Quintessence Int 30 (1999), No. 3 (01.03.1999)
Photoelastic assessment of the expansion of direct-placement gallium restorative alloys
Osborne / Summitt

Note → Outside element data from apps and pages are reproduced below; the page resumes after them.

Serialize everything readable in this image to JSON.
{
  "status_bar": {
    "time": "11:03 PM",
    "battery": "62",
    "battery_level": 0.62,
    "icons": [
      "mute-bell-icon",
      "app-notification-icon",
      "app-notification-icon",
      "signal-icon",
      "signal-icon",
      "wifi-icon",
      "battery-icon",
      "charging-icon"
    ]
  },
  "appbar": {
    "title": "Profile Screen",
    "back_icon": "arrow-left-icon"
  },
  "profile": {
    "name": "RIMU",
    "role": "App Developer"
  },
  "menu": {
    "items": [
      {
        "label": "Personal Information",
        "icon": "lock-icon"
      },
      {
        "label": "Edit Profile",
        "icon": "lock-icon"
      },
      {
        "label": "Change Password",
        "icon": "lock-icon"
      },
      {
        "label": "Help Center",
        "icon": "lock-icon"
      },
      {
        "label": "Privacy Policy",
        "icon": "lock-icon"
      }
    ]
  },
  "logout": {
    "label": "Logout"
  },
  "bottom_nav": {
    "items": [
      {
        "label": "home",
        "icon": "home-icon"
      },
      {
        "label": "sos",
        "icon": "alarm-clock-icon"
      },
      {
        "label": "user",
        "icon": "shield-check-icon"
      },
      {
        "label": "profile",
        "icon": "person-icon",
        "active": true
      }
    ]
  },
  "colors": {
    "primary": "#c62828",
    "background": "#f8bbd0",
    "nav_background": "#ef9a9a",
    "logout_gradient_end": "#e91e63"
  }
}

Objective: The purpose of this study was to assess, via a photoelastic resin, the expansion of gallium restorative alloys under conditions similar to those found in the clinical situation. Method and materials: Two gallium alloys, Galloy and Gallium GF II, were tested, along with a high-copper amalgam, Dispersalloy, and a low-copper alloy, New True Dentalloy. The gallium alloys were tested as (1) uncontaminated, (2) contaminated with water, Ringer's solution, or a cell culture medium, and (3) immersed in these fluids at times ranging from 5 minutes to 3 days. The gallium and amalgam alloys were condensed in a hole drilled in a block of photoelastic resin and observed for 3 months. The amount of stress was recorded on color slides taken through polarized light at regular intervals. The photographs of the color bifringen stress patterns at 1 and 3 months were ranked by two independent evaluators for least to greatest observed stress. Results: Disperalloy had the least expansion, followed by uncontaminated Galloy and Galloy contaminated with water. Next came Galloy contaminated with cell culture medium, Galloy contaminated with Ringer's solution, contaminated New True Dentalloy, and Gallium GF II. The last group was Gallium GF II contaminated with any of the three solutions. Both gallium alloys immersed in the three fluids showed a strong edge effect, and by 6 weeks many of the gallium alloys had extruded from the mold. Conclusion: These results corroborate the findings of some clinical studies that have shown that these gallium alloys can potentially cause catastrophic failures.